“I can’t tell you how fortunate we are,” Van Gundy told For The Win. “You don’t know when you have people, but the example they set and also for me having been in the NBA for a long time, they just have a different perspective because they’ve never had it easy. And it’s interesting to watch them. They’re just really excited about the opportunities and how they go about it is impressive.
“The utter lack of sense of entitlement was actually startling for me. For professional athletes, I always think about it in these terms: the most difficult diva of women’s soccer would be the easiest NBA player ever.”
Yes, that Jeff Van Gundy. The NBA coach that coached the Knicks from 1996-2001 and the Rockets from 2003-2007. Two world class athletes are relegated to having to stay with a host family. Two world class athletes had to be taken in by “The Notorious J.V.G”.
The reason why this is appalling for women’s soccer is that the games are so exciting. The NWSL is the fourth attempt at an American women’s soccer league in the last 20 years; the other three (W-League, WUSA and WPS) all folded.
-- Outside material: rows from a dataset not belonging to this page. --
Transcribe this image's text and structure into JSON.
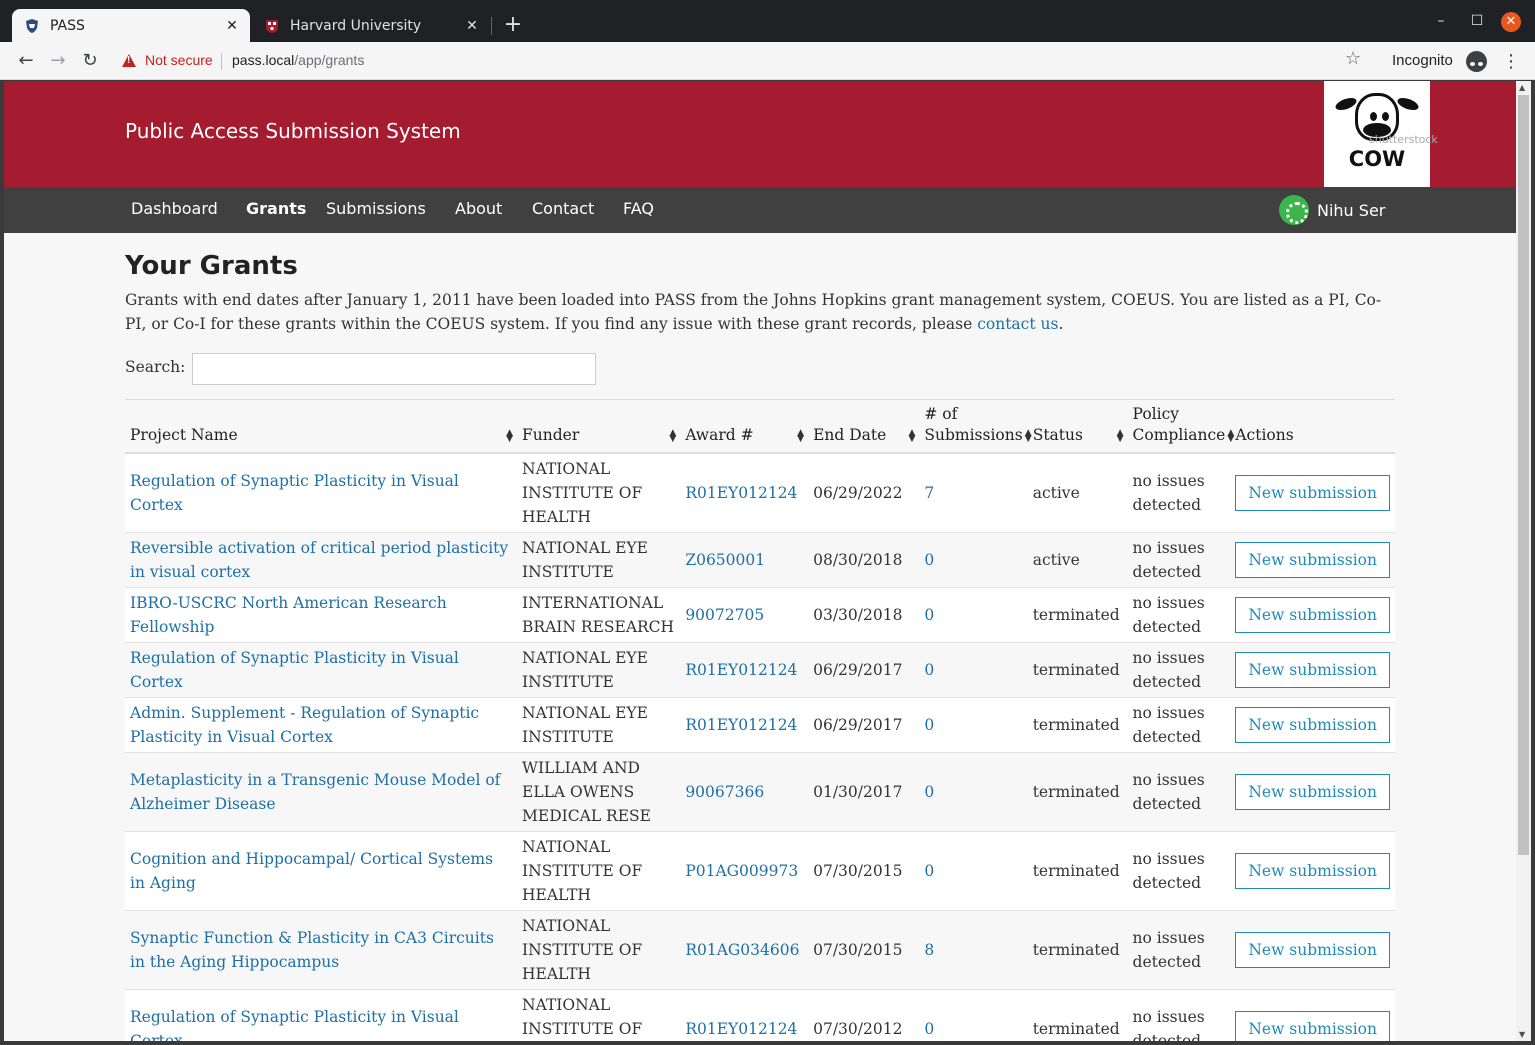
{
  "browser": {
    "tabs": [
      {
        "title": "PASS",
        "active": true
      },
      {
        "title": "Harvard University",
        "active": false
      }
    ],
    "security_label": "Not secure",
    "url_host": "pass.local",
    "url_path": "/app/grants",
    "incognito_label": "Incognito"
  },
  "header": {
    "system_title": "Public Access Submission System",
    "logo_text": "COW",
    "logo_watermark": "shutterstock"
  },
  "nav": {
    "items": [
      "Dashboard",
      "Grants",
      "Submissions",
      "About",
      "Contact",
      "FAQ"
    ],
    "active": "Grants",
    "user_name": "Nihu Ser"
  },
  "page": {
    "title": "Your Grants",
    "intro_text": "Grants with end dates after January 1, 2011 have been loaded into PASS from the Johns Hopkins grant management system, COEUS. You are listed as a PI, Co-PI, or Co-I for these grants within the COEUS system. If you find any issue with these grant records, please ",
    "intro_link": "contact us",
    "intro_end": ".",
    "search_label": "Search:",
    "search_value": ""
  },
  "table": {
    "headers": {
      "project": "Project Name",
      "funder": "Funder",
      "award": "Award #",
      "end_date": "End Date",
      "submissions_1": "# of",
      "submissions_2": "Submissions",
      "status": "Status",
      "policy_1": "Policy",
      "policy_2": "Compliance",
      "actions": "Actions"
    },
    "rows": [
      {
        "project": "Regulation of Synaptic Plasticity in Visual Cortex",
        "funder": "NATIONAL INSTITUTE OF HEALTH",
        "award": "R01EY012124",
        "end_date": "06/29/2022",
        "submissions": "7",
        "status": "active",
        "policy": "no issues detected",
        "action": "New submission"
      },
      {
        "project": "Reversible activation of critical period plasticity in visual cortex",
        "funder": "NATIONAL EYE INSTITUTE",
        "award": "Z0650001",
        "end_date": "08/30/2018",
        "submissions": "0",
        "status": "active",
        "policy": "no issues detected",
        "action": "New submission"
      },
      {
        "project": "IBRO-USCRC North American Research Fellowship",
        "funder": "INTERNATIONAL BRAIN RESEARCH",
        "award": "90072705",
        "end_date": "03/30/2018",
        "submissions": "0",
        "status": "terminated",
        "policy": "no issues detected",
        "action": "New submission"
      },
      {
        "project": "Regulation of Synaptic Plasticity in Visual Cortex",
        "funder": "NATIONAL EYE INSTITUTE",
        "award": "R01EY012124",
        "end_date": "06/29/2017",
        "submissions": "0",
        "status": "terminated",
        "policy": "no issues detected",
        "action": "New submission"
      },
      {
        "project": "Admin. Supplement - Regulation of Synaptic Plasticity in Visual Cortex",
        "funder": "NATIONAL EYE INSTITUTE",
        "award": "R01EY012124",
        "end_date": "06/29/2017",
        "submissions": "0",
        "status": "terminated",
        "policy": "no issues detected",
        "action": "New submission"
      },
      {
        "project": "Metaplasticity in a Transgenic Mouse Model of Alzheimer Disease",
        "funder": "WILLIAM AND ELLA OWENS MEDICAL RESE",
        "award": "90067366",
        "end_date": "01/30/2017",
        "submissions": "0",
        "status": "terminated",
        "policy": "no issues detected",
        "action": "New submission"
      },
      {
        "project": "Cognition and Hippocampal/ Cortical Systems in Aging",
        "funder": "NATIONAL INSTITUTE OF HEALTH",
        "award": "P01AG009973",
        "end_date": "07/30/2015",
        "submissions": "0",
        "status": "terminated",
        "policy": "no issues detected",
        "action": "New submission"
      },
      {
        "project": "Synaptic Function & Plasticity in CA3 Circuits in the Aging Hippocampus",
        "funder": "NATIONAL INSTITUTE OF HEALTH",
        "award": "R01AG034606",
        "end_date": "07/30/2015",
        "submissions": "8",
        "status": "terminated",
        "policy": "no issues detected",
        "action": "New submission"
      },
      {
        "project": "Regulation of Synaptic Plasticity in Visual Cortex",
        "funder": "NATIONAL INSTITUTE OF HEALTH",
        "award": "R01EY012124",
        "end_date": "07/30/2012",
        "submissions": "0",
        "status": "terminated",
        "policy": "no issues detected",
        "action": "New submission"
      }
    ]
  }
}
If the games at the club level are even half as exciting as they are at the national level, the league has the potential to be really, really good.
Women’s soccer is very similar to men’s soccer. The game is played the same way, and the drama, excitement, and emotion of the games are the same as they are in the men’s game. There is no reason why American sports fans cannot get behind the U.S. women and cheer them on at 7:00 Sunday night.
So yes, you should care about the Women’s World Cup Final. Unlike in the men’s game, this is probably the only chance you will get to see stars like Abby Wambach, Lloyd, Morgan, Hope Solo, and others. The people are different from last year to this one, but the cause is the same: to win a World Cup.
In spite of FIFA, Sunday’s game should be a great exhibition of soccer, the way it is supposed to be played. However, and most importantly, both countries will be behind their teams to win the game. Of course, I’m rooting for the U.S., as most, if not all, Americans probably are. And this is why you should care about the game: the hopes of a country are riding on it.